"In most restaurants, when it comes to good value, chicken usually flies high; when it comes to excitement, however, the humble bird often takes a dive. With Chicken Francese on its menu, Centro is upping the ante in the inexpensive chicken-dish category." What's in the sauce
What makes a great chicken French is a highly subjective matter. Every chef or restaurant owner swears his or hers is the best, suggesting that above all you need confidence to turn out a decent French.
After that, perhaps the most hotly contested ingredient is the type of alcohol used for the sauce. Schwartz of New York City has a recipe for Chicken Francese on his Web site that calls for dry white vermouth.
Locally, the tug of war is between an assertive sherry (the Cianciola brothers swear by Widmer brand) and more subtle dry white wine (Whitey Proietti of Proietti's, insists Chablis is the only way to go).
The intensity of lemon also varies, with those who especially savor citrus adding zest to the eggs, sauce or flour.
"The blend of lemon, butter and wine has to be just right," says Gail Butler, who fancies a French that's light on the lemon and sherry. So far, the 61-year-old Greece teaching assistant has found only two places that fit the bill: Roncone's on East Avenue and Davinci Restaurant in Greece.

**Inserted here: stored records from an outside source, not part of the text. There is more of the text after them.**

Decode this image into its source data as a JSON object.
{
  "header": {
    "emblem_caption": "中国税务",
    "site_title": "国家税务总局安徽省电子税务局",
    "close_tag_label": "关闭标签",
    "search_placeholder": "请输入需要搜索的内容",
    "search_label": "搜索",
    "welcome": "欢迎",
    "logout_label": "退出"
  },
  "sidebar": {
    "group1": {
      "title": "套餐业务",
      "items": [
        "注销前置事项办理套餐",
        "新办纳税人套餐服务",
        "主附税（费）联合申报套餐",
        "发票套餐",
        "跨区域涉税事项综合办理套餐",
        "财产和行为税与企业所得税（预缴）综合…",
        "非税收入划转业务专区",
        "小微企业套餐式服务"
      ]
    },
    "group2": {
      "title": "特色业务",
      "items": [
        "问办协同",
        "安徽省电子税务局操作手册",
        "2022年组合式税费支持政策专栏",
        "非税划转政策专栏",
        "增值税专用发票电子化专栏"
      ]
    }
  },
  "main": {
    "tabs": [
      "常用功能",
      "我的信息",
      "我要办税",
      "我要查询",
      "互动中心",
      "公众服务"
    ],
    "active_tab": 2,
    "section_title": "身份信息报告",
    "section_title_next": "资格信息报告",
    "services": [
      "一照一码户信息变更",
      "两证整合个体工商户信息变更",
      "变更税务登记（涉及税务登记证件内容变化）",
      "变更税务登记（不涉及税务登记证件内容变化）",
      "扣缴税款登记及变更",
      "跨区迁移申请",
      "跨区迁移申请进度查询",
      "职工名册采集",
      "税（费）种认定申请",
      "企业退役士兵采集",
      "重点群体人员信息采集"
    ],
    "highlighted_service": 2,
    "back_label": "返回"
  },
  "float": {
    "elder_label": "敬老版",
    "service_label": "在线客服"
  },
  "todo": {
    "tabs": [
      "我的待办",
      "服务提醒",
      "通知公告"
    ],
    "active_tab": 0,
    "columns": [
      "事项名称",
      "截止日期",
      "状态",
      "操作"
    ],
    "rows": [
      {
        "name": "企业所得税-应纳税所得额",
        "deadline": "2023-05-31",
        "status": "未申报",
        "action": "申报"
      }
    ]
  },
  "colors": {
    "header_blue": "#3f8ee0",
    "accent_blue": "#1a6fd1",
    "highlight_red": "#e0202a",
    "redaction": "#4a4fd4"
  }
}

Chicken French fanatic Peggi Fournier of Rochester orders the dish anywhere she can. Her litmus test for separating a fair French from a truly fine one? Refrigerated French leftovers with a greasy, congealed sauce, a clear indication that the chef was too heavy-handed with the butter.
"It's good if they can make a really tasty dish without resorting to butter," says Fournier, 54. She and husband Paul Dodd post informal restaurant reviews of area Italian restaurants on their Web site, www.therefrigerator.net.
Makers of chicken French have additional criteria. Nate Cianciola believes the meat must be tender enough to eat with just a fork.
Dennis Verni, co-owner of the 56-year-old Northside Inn in East Rochester, shuns overly thin cutlets. "It has to be thick enough so the juices get sucked into the chicken."
Many restaurant owners are loath to part with their chicken French recipes. Not Proietti. For years, he's been teaching the dish at Saturday night cooking classes.
According to the Webster restaurateur, the biggest problem is that the egg batter falls off in the frying pan. The culprit is either an egg mixture that is too thin or oil that is not hot enough, which causes the chicken to stick.
Still, says the self-proclaimed chicken French guru, there's no reason to chicken out on trying to French at home.
"It's not rocket science. It really isn't."